Witnessing a loved one’s suffering often feels intolerable. That’s why it’s common to want to rush in and help when someone close to you is grieving.
But many of us aren’t sure exactly what that entails. What do you say? What don’t you say? Do you just say nothing at all?
Unless you’re directly in a grieving person’s shoes it can be difficult to know how it feels and possibly how to handle it. Everyone experiences grief differently. Luckily, there are ways you can support someone who might be suffering.
We chatted with a few grief experts on the best ways to comfort and help a friend who has lost someone or something dear to them. Below are some important tips to keep in mind.
1. Remember there is no right way to grieve.
“The first thing to know is that everyone grieves differently,” Dan Reidenberg, executive director of Suicide Awareness Voices of Education and chair of the American Psychotherapy Association told The Huffington Post.
“Some people grieve very hard, very quickly and then move on,” he continued. “Some people grieve privately. Some people grieve intermittently. Some people want to sleep a lot, some people want to talk.”
Be open-minded about their process and know that grief is a response to any sort of loss, according to Reidenberg. Someone can grieve over the death of a partner or pet, the loss of a job or even a move from a cherished home to someplace new.
Culture tells us we have a certain amount of days off of work before we’re expected to get back on our feet. Some religions even outline a number of days and months to grieve. But experts agree that you can’t fit grief into specific parameters.
“There is no set time frame, so do not pressure people,” Reidenberg said.
2. Try to avoid cliché statements.
This includes: “Time heals all wounds,” “You’ll bounce back,” “They’re in a better place,” and “I know how you feel,” Michelle Carlstrom, a certified grief recovery specialist and senior director of Work, Life and Engagement at Johns Hopkins University told The Huffington Post.
“[Clichés] are often filler statements because we don’t know what to say,” Carlstrom said. “But clichés like this actually undermine the present moment, can belittle the experience and urge the griever to move through grief and ‘get back to happy.’”
Carlstrom suggests to ask open-ended questions when it is appropriate.
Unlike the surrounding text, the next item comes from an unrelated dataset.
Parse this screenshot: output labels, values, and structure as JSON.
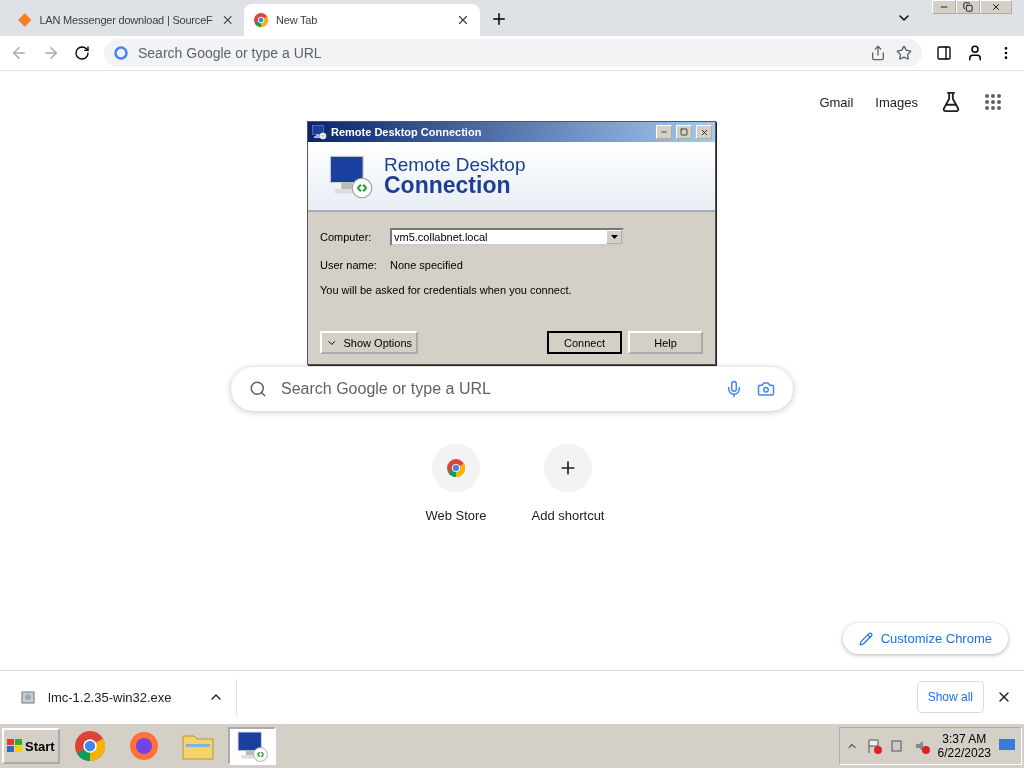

Try these questions instead:
- “How did today go for you?”
- “How did your week go?”
- “How are you feeling?”
When you don’t know what to do or say in the moment, you can always say, “I’m so sorry” or “I can’t imagine how you feel,” which Carlstrom says is usually helpful. You can also offer a hug.
“Tears come and that’s okay ― don’t try to stop the tears,” she explained. “They have a purpose.”
3. Hand over control.
“The biggest issue with grief and when you lose something is you feel like life is out of control,” Reidenberg said.
Often times it may feel helpful to reach out and suggest making plans, like going out to a restaurant or a movie. You may feel like the grieving person can’t do it, so it’s up to you to make all the decisions instead. But this is a bad pattern, Reidenberg explains.
“It’s not helpful to the grieving person because it’s someone else literally controlling everything,” he said.
Rather than calling all the shots, ask your friend what would work best for them: Lunch or dinner? A movie or a walk? Rework your schedule around them and you empower the person who is grieving to shape the plan, Reidenberg says. Life feels like it’s been turned upside down, but this small act gives your friend some authority.
4. Find the closest puppy or kitten.
There is a strong body of research which supports the role of animal companions to assist in bereavement.
“Dogs have an amazing sense around sadness,” Reidenberg said. But those who are grieving do not need to go as far as formal pet therapy or even adopting their own dog. Even some quality time with a friend’s cat or a trip to the dog park might work.
“Anytime you can bring a puppy around or a dog around, people really do brighten up,” Reidenberg explained.
5. Be aware of gender differences.
Men and women expressing their emotions differently is nothing new, but a helpful reminder about what you could expect. Males and females tend to grieve differently.
Females might be willing to open up more than men, while men tend to isolate themselves more, use more alcohol and even express their grief in the form of irritability, according to Reidenberg.
6. Be a concerned and watchful friend.
Watch for signs of “complicated grief,” a process in which the grieving person could become depressed or suicidal, Reidenberg advised.
If your friend is not participating in the regular events of daily life, quits or loses their job or pushes away other relationships, this may be an indicator that something more serious is occurring. If you notice this happening, talk to your friend and suggest putting him or her in touch with a grief counselor for additional support and treatment.
7. Above all else, be present.
Ultimately, it helps to just show up.
“Grievers feel incredibly isolated and are not likely to reach out to say so, but grievers need and want you to listen,” Carlstrom said. “The best thing you can do is to be an engaged, nonjudgmental listener. They need to talk and share their memories out loud.”
And if other friends ask about how your grieving friend is doing, be honest. If they’re really struggling, people should know so they can help, too.
“The most important thing is that people know the truth,” Reidenberg says. “If we minimize how hard the grief has hit the person, we aren’t doing them any favors by glossing it over to others. We want their network of support people to know what’s really going on.”